Navigating Your Personal Style in Your 20s

how to find the right version of you


Words by Sinead O'Reilly
October 24th, 2016

As retailers like COS, Acne and Finery London continue to thrive, so does the age old cliché that, less really is more. A welcomed break from the fast fashion culture which accosted us all during the boom, the words ‘capsule’ and ‘wardrobe’ have never been so well acquainted. Wise words of course, particularly in terms of money and conscience, but we could probably do without the feelings of responsibility and obligation during every impromptu shopping trip. Feelings of “Treat Yo Self” are slowly diminished into feelings of “Treat yourself on occasion, when you truly feel that you are deserving of it”, with all grammatical errors removed. Seeping into your brain at every turn is that incessant voice, which, coincidentally, sounds distinctly like your mother, saying, “Do you really need that?” or “Now when are you really going to wear that?”

She is, to some degree, completely correct. Your coat from last season, could definitely weather another. You’ve barely broken in those boots you nabbed at the Christmas sales. And, classic as they are, you absolutely, under no circumstances have any excuse to buy yet another little black dress. And yet, you have absolutely nothing to wear. Though it seems utterly impossible, it’s true, because you are victim of circumstance. You are a victim of your 20’s.


A widely disputed period of time, peoples’ attitudes differ hugely on this decade in their lives. Some love/ed it – embracing every new experience, revelling in the joy that, the morning after a bottle of wine, they can still be cured by 10 a.m. with an extra strong coffee. Some hate it – feeling the constant pressure of people pleasing and the upward battle of hierarchy, all while cursing the fact that it is now very much downhill when it comes to their metabolism. Both, whether they are guzzling a glass of wine or trying desperately to shake the title of ‘The Intern’, two years after they are officially employed, have one thing in common: neither can dress consistently well. And how could they be expected to? Your 20’s is just one upheaval after another, a back and forth of, clinging to your youth and accepting responsibility.

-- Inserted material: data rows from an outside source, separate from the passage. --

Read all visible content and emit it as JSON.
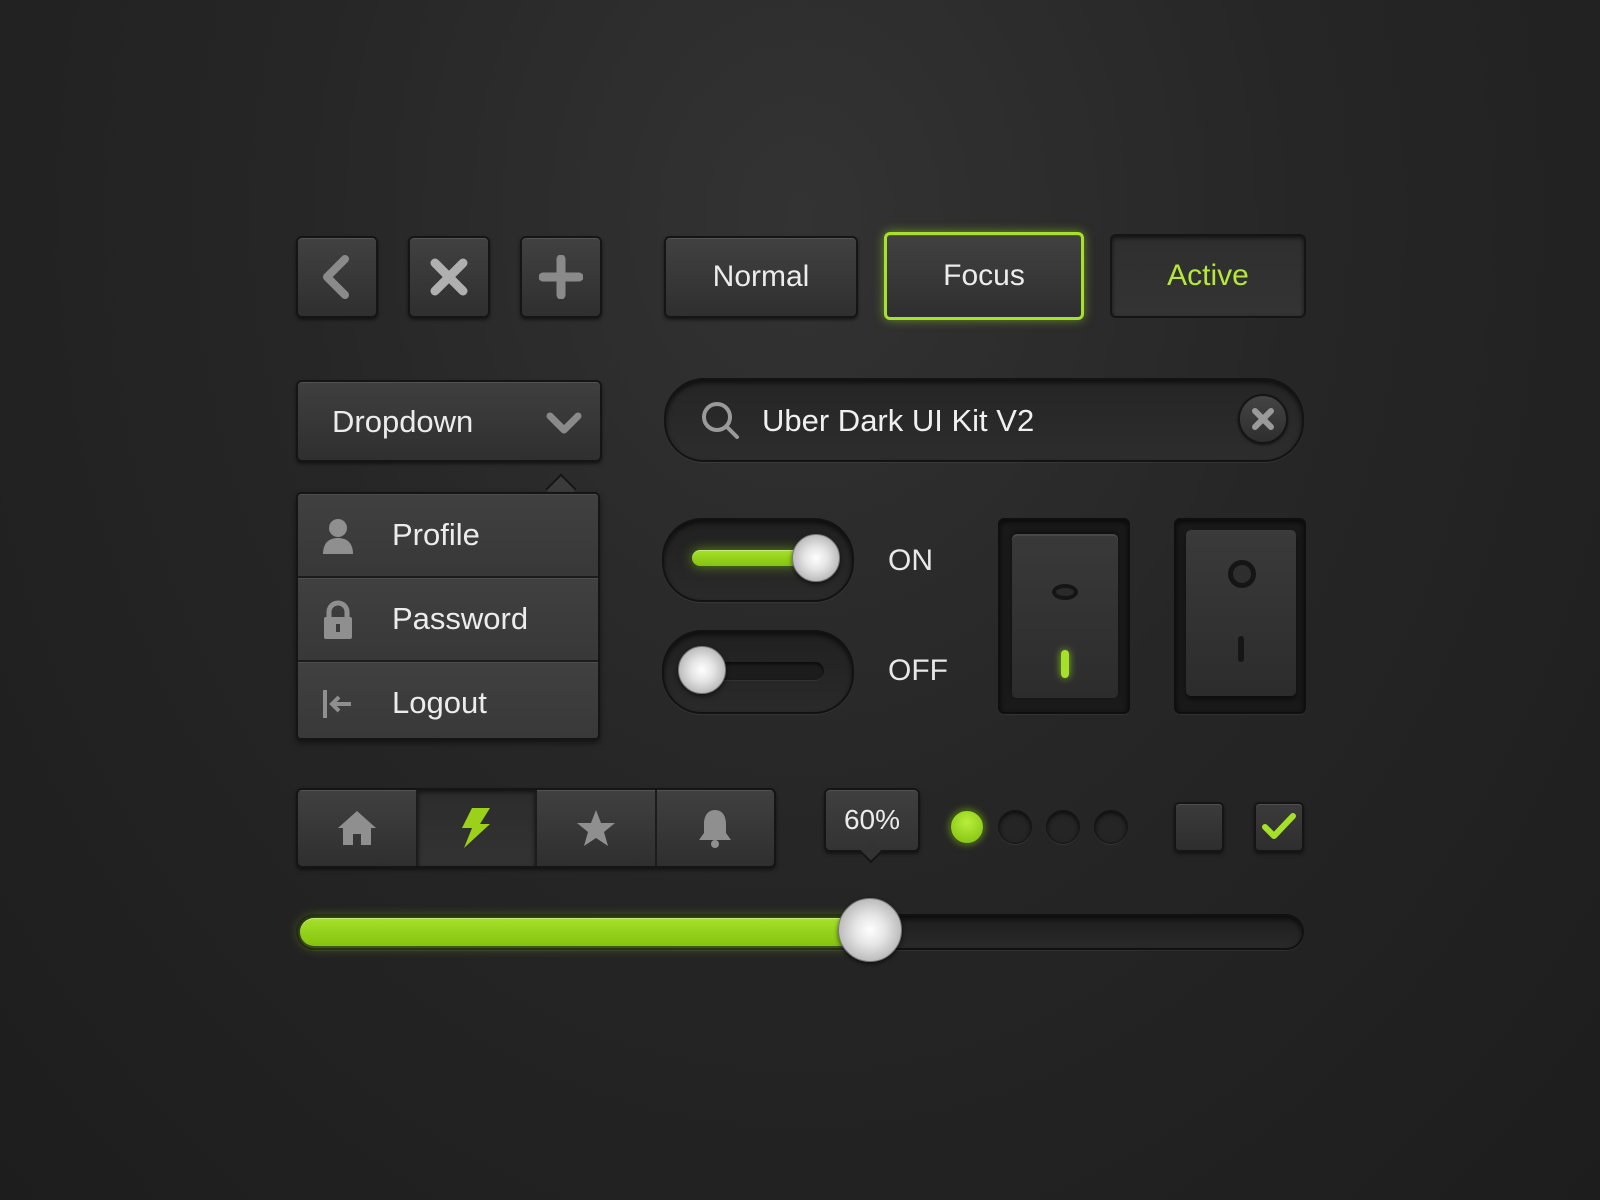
{
  "colors": {
    "accent": "#9bd219",
    "background": "#262626"
  },
  "icon_buttons": [
    {
      "icon": "chevron-left-icon"
    },
    {
      "icon": "close-icon"
    },
    {
      "icon": "plus-icon"
    }
  ],
  "state_buttons": {
    "normal": "Normal",
    "focus": "Focus",
    "active": "Active"
  },
  "dropdown": {
    "label": "Dropdown",
    "icon": "chevron-down-icon",
    "items": [
      {
        "label": "Profile",
        "icon": "user-icon"
      },
      {
        "label": "Password",
        "icon": "lock-icon"
      },
      {
        "label": "Logout",
        "icon": "logout-icon"
      }
    ]
  },
  "search": {
    "value": "Uber Dark UI Kit V2",
    "icon": "search-icon",
    "clear_icon": "clear-icon"
  },
  "toggles": {
    "on_label": "ON",
    "off_label": "OFF"
  },
  "segmented": {
    "items": [
      "home-icon",
      "bolt-icon",
      "star-icon",
      "bell-icon"
    ],
    "selected": "bolt-icon"
  },
  "slider": {
    "value": 0.6,
    "tooltip": "60%"
  },
  "pagination": {
    "count": 4,
    "active_index": 0
  },
  "checkboxes": [
    {
      "checked": false
    },
    {
      "checked": true
    }
  ]
}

Life in university serves as a time of growth. You are no longer bound by the barricade of your Catholic school uniform. After 13 years, knee-socks are finally optional in your life. It is time to express yourself through your garb. And express yourself, you do. While it is often assumed that college students spend their days in jeans and trainers, pulled together proudly with a university hoodie, a quick visit to Thomas Street or College Green, reveals a totally different reality. Colour fills the streets, with bold and brash ensembles at every turn, each student subconsciously trying to out-do the other in their high-street/vintage compilation. Quirkiness is in, the fundamentals of dressing for the weather are not. That’s another thing, early twenty-somethings do not get cold. Bare shoulders (knees and toes) are a must when queuing for that club, gig or show, how you deal with the hypothermia is your business.

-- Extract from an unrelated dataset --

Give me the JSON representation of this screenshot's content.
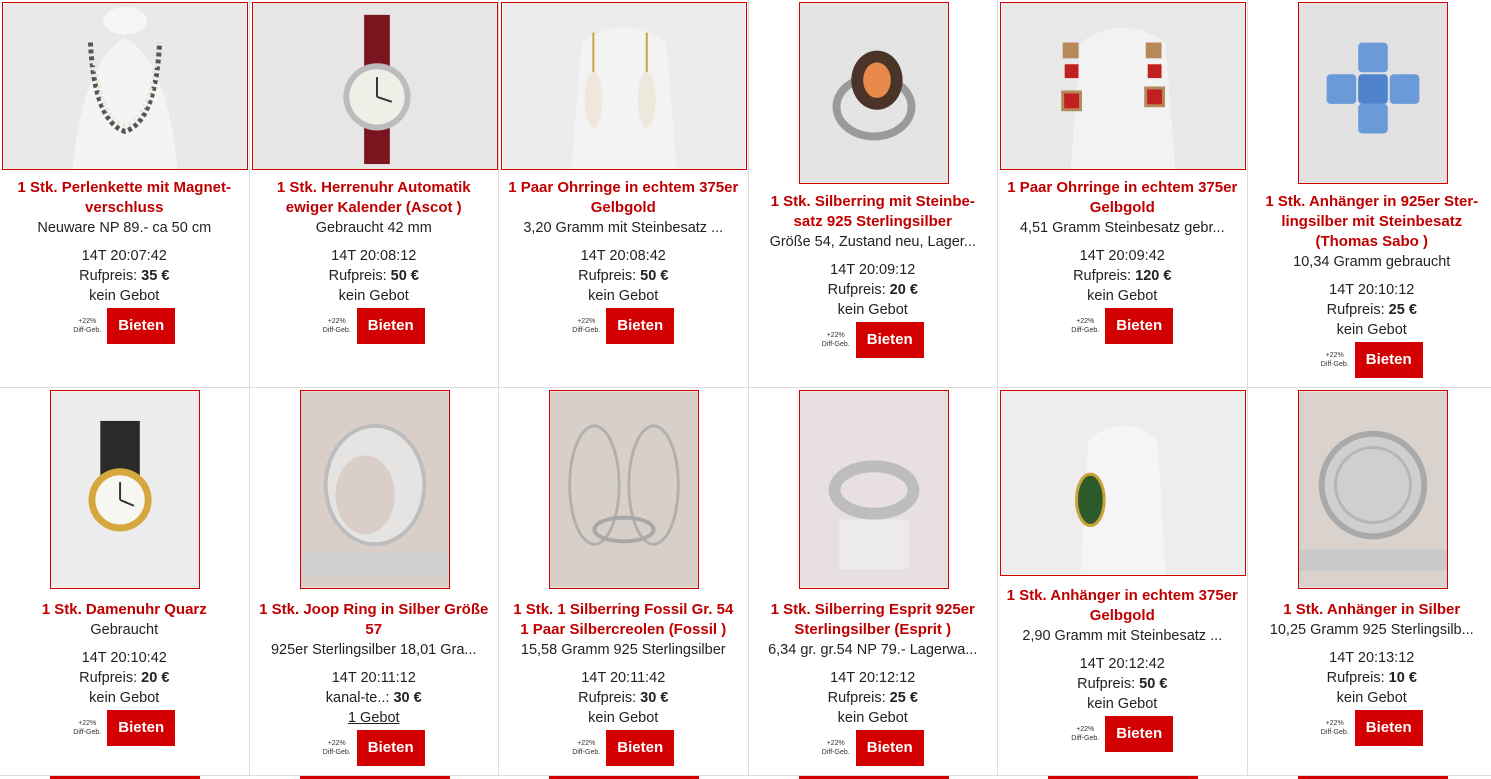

Fast forward to your life as a young graduate. No longer at the top of the ladder (few care about the Zine you and your bestie made during your Erasmus year), you are suddenly faced with the challenge of getting your peers to take you seriously. And, unfortunately, wearing an oversized jumper dress with fluorescent tights just won’t cut it. Vetements, you are not. All at once there is a scramble to find everything black in your wardrobe and to filter out the skirts and dresses that leave little (if anything) to the imagination. You make solid attempts at building a ‘work wardrobe’, but, on a graduate salary and with the first taste of real time rent on your lips, your look ends up being less about making a mark and more about making do. Like, who in their right mind would pick buying a formal suit over a pair of printed statement boots?!

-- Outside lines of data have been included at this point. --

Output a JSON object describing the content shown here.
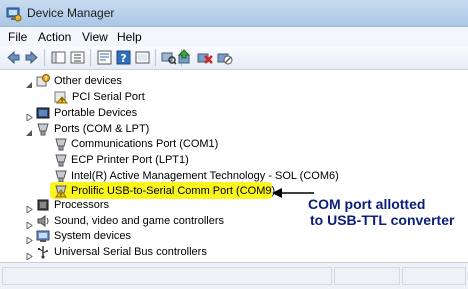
{
  "window": {
    "title": "Device Manager"
  },
  "menu": [
    "File",
    "Action",
    "View",
    "Help"
  ],
  "toolbar": {
    "buttons": [
      "back-icon",
      "forward-icon",
      "show-hide-tree-icon",
      "properties-icon",
      "help-icon",
      "console-tree-icon",
      "scan-hardware-icon",
      "update-driver-icon",
      "uninstall-icon",
      "disable-icon"
    ]
  },
  "tree": {
    "other_devices": "Other devices",
    "pci_serial_port": "PCI Serial Port",
    "portable_devices": "Portable Devices",
    "ports": "Ports (COM & LPT)",
    "ports_children": [
      "Communications Port (COM1)",
      "ECP Printer Port (LPT1)",
      "Intel(R) Active Management Technology - SOL (COM6)",
      "Prolific USB-to-Serial Comm Port (COM9)"
    ],
    "processors": "Processors",
    "sound": "Sound, video and game controllers",
    "system_devices": "System devices",
    "usb": "Universal Serial Bus controllers"
  },
  "annotation": {
    "line1": "COM port allotted",
    "line2": "to USB-TTL converter",
    "color": "#0a1e7a",
    "highlight_color": "#fbf51e"
  }
}
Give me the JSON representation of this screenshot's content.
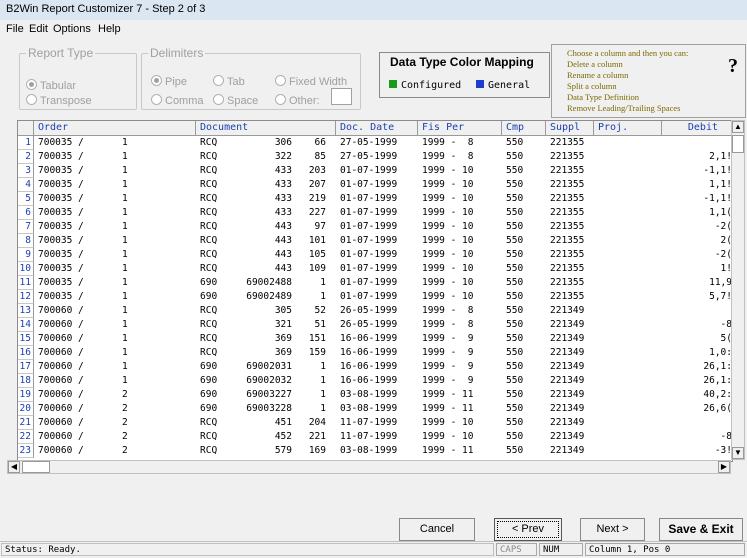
{
  "window": {
    "title": "B2Win Report Customizer 7 - Step 2 of 3"
  },
  "menu": [
    "File",
    "Edit",
    "Options",
    "Help"
  ],
  "report_type": {
    "legend": "Report Type",
    "options": [
      "Tabular",
      "Transpose"
    ],
    "selected": "Tabular"
  },
  "delimiters": {
    "legend": "Delimiters",
    "options": [
      "Pipe",
      "Tab",
      "Fixed Width",
      "Comma",
      "Space",
      "Other:"
    ],
    "selected": "Pipe",
    "other_value": ""
  },
  "data_type_map": {
    "title": "Data Type Color Mapping",
    "configured_label": "Configured",
    "general_label": "General",
    "configured_color": "#1a9a1a",
    "general_color": "#1a3fd0"
  },
  "help": {
    "lines": [
      "Choose a column and then you can:",
      "Delete a column",
      "Rename a column",
      "Split a column",
      "Data Type Definition",
      "Remove Leading/Trailing Spaces"
    ],
    "icon": "?"
  },
  "grid": {
    "headers": [
      "Order",
      "Document",
      "Doc. Date",
      "Fis Per",
      "Cmp",
      "Suppl",
      "Proj.",
      "Debit"
    ],
    "rows": [
      {
        "n": "1",
        "o": "700035 /",
        "o2": "1",
        "d": "RCQ",
        "d2": "306",
        "d3": "66",
        "date": "27-05-1999",
        "fp": "1999 -  8",
        "cmp": "550",
        "sup": "221355",
        "proj": "",
        "debit": ""
      },
      {
        "n": "2",
        "o": "700035 /",
        "o2": "1",
        "d": "RCQ",
        "d2": "322",
        "d3": "85",
        "date": "27-05-1999",
        "fp": "1999 -  8",
        "cmp": "550",
        "sup": "221355",
        "proj": "",
        "debit": "2,1!"
      },
      {
        "n": "3",
        "o": "700035 /",
        "o2": "1",
        "d": "RCQ",
        "d2": "433",
        "d3": "203",
        "date": "01-07-1999",
        "fp": "1999 - 10",
        "cmp": "550",
        "sup": "221355",
        "proj": "",
        "debit": "-1,1!"
      },
      {
        "n": "4",
        "o": "700035 /",
        "o2": "1",
        "d": "RCQ",
        "d2": "433",
        "d3": "207",
        "date": "01-07-1999",
        "fp": "1999 - 10",
        "cmp": "550",
        "sup": "221355",
        "proj": "",
        "debit": "1,1!"
      },
      {
        "n": "5",
        "o": "700035 /",
        "o2": "1",
        "d": "RCQ",
        "d2": "433",
        "d3": "219",
        "date": "01-07-1999",
        "fp": "1999 - 10",
        "cmp": "550",
        "sup": "221355",
        "proj": "",
        "debit": "-1,1!"
      },
      {
        "n": "6",
        "o": "700035 /",
        "o2": "1",
        "d": "RCQ",
        "d2": "433",
        "d3": "227",
        "date": "01-07-1999",
        "fp": "1999 - 10",
        "cmp": "550",
        "sup": "221355",
        "proj": "",
        "debit": "1,1("
      },
      {
        "n": "7",
        "o": "700035 /",
        "o2": "1",
        "d": "RCQ",
        "d2": "443",
        "d3": "97",
        "date": "01-07-1999",
        "fp": "1999 - 10",
        "cmp": "550",
        "sup": "221355",
        "proj": "",
        "debit": "-2("
      },
      {
        "n": "8",
        "o": "700035 /",
        "o2": "1",
        "d": "RCQ",
        "d2": "443",
        "d3": "101",
        "date": "01-07-1999",
        "fp": "1999 - 10",
        "cmp": "550",
        "sup": "221355",
        "proj": "",
        "debit": "2("
      },
      {
        "n": "9",
        "o": "700035 /",
        "o2": "1",
        "d": "RCQ",
        "d2": "443",
        "d3": "105",
        "date": "01-07-1999",
        "fp": "1999 - 10",
        "cmp": "550",
        "sup": "221355",
        "proj": "",
        "debit": "-2("
      },
      {
        "n": "10",
        "o": "700035 /",
        "o2": "1",
        "d": "RCQ",
        "d2": "443",
        "d3": "109",
        "date": "01-07-1999",
        "fp": "1999 - 10",
        "cmp": "550",
        "sup": "221355",
        "proj": "",
        "debit": "1!"
      },
      {
        "n": "11",
        "o": "700035 /",
        "o2": "1",
        "d": "690",
        "d2": "69002488",
        "d3": "1",
        "date": "01-07-1999",
        "fp": "1999 - 10",
        "cmp": "550",
        "sup": "221355",
        "proj": "",
        "debit": "11,9"
      },
      {
        "n": "12",
        "o": "700035 /",
        "o2": "1",
        "d": "690",
        "d2": "69002489",
        "d3": "1",
        "date": "01-07-1999",
        "fp": "1999 - 10",
        "cmp": "550",
        "sup": "221355",
        "proj": "",
        "debit": "5,7!"
      },
      {
        "n": "13",
        "o": "700060 /",
        "o2": "1",
        "d": "RCQ",
        "d2": "305",
        "d3": "52",
        "date": "26-05-1999",
        "fp": "1999 -  8",
        "cmp": "550",
        "sup": "221349",
        "proj": "",
        "debit": ""
      },
      {
        "n": "14",
        "o": "700060 /",
        "o2": "1",
        "d": "RCQ",
        "d2": "321",
        "d3": "51",
        "date": "26-05-1999",
        "fp": "1999 -  8",
        "cmp": "550",
        "sup": "221349",
        "proj": "",
        "debit": "-8"
      },
      {
        "n": "15",
        "o": "700060 /",
        "o2": "1",
        "d": "RCQ",
        "d2": "369",
        "d3": "151",
        "date": "16-06-1999",
        "fp": "1999 -  9",
        "cmp": "550",
        "sup": "221349",
        "proj": "",
        "debit": "5("
      },
      {
        "n": "16",
        "o": "700060 /",
        "o2": "1",
        "d": "RCQ",
        "d2": "369",
        "d3": "159",
        "date": "16-06-1999",
        "fp": "1999 -  9",
        "cmp": "550",
        "sup": "221349",
        "proj": "",
        "debit": "1,0:"
      },
      {
        "n": "17",
        "o": "700060 /",
        "o2": "1",
        "d": "690",
        "d2": "69002031",
        "d3": "1",
        "date": "16-06-1999",
        "fp": "1999 -  9",
        "cmp": "550",
        "sup": "221349",
        "proj": "",
        "debit": "26,1:"
      },
      {
        "n": "18",
        "o": "700060 /",
        "o2": "1",
        "d": "690",
        "d2": "69002032",
        "d3": "1",
        "date": "16-06-1999",
        "fp": "1999 -  9",
        "cmp": "550",
        "sup": "221349",
        "proj": "",
        "debit": "26,1:"
      },
      {
        "n": "19",
        "o": "700060 /",
        "o2": "2",
        "d": "690",
        "d2": "69003227",
        "d3": "1",
        "date": "03-08-1999",
        "fp": "1999 - 11",
        "cmp": "550",
        "sup": "221349",
        "proj": "",
        "debit": "40,2:"
      },
      {
        "n": "20",
        "o": "700060 /",
        "o2": "2",
        "d": "690",
        "d2": "69003228",
        "d3": "1",
        "date": "03-08-1999",
        "fp": "1999 - 11",
        "cmp": "550",
        "sup": "221349",
        "proj": "",
        "debit": "26,6("
      },
      {
        "n": "21",
        "o": "700060 /",
        "o2": "2",
        "d": "RCQ",
        "d2": "451",
        "d3": "204",
        "date": "11-07-1999",
        "fp": "1999 - 10",
        "cmp": "550",
        "sup": "221349",
        "proj": "",
        "debit": ""
      },
      {
        "n": "22",
        "o": "700060 /",
        "o2": "2",
        "d": "RCQ",
        "d2": "452",
        "d3": "221",
        "date": "11-07-1999",
        "fp": "1999 - 10",
        "cmp": "550",
        "sup": "221349",
        "proj": "",
        "debit": "-8"
      },
      {
        "n": "23",
        "o": "700060 /",
        "o2": "2",
        "d": "RCQ",
        "d2": "579",
        "d3": "169",
        "date": "03-08-1999",
        "fp": "1999 - 11",
        "cmp": "550",
        "sup": "221349",
        "proj": "",
        "debit": "-3!"
      }
    ]
  },
  "buttons": {
    "cancel": "Cancel",
    "prev": "< Prev",
    "next": "Next >",
    "save_exit": "Save & Exit"
  },
  "status": {
    "text": "Status: Ready.",
    "caps": "CAPS",
    "num": "NUM",
    "pos": "Column 1, Pos 0"
  }
}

Things do, of course, get better. Job security improves and inevitably so does your style. Not because money can buy style, it can’t. We won’t name names, but a quick glance at certain ‘A-List’ celebrities will prove that theory wrong time after time. But, because over time you get to know your style and yourself. You’ll realise that maybe there is nothing sexy about getting hypothermia on a night out. Your look will be just as slick with a chic yet sensible jacket over it. And that actually, all black everything, really isn’t your thing. Yes you need to look formal, but you can do it just as well in a deep burgundy pantsuit and a pair of charcoal ankle boots, as you can in an ill-fitting black pinstripe number.

Getting to this headspace is wonderful. Tricky, but wonderful. And the same goes for the wardrobe, it can be an uphill climb. Yes you’ve garnered quite a collection over time, but all that glitters (like your numerous vintage sequined pieces) is not gold. So despite the current minimalist trend and your mother’s unrelenting voice in your head, relax. She’s not always right. Your wardrobe may truly need expansion. Sometimes more is more. So, when the vibe (and garment) is right, we’d always encourage you to treat yourself.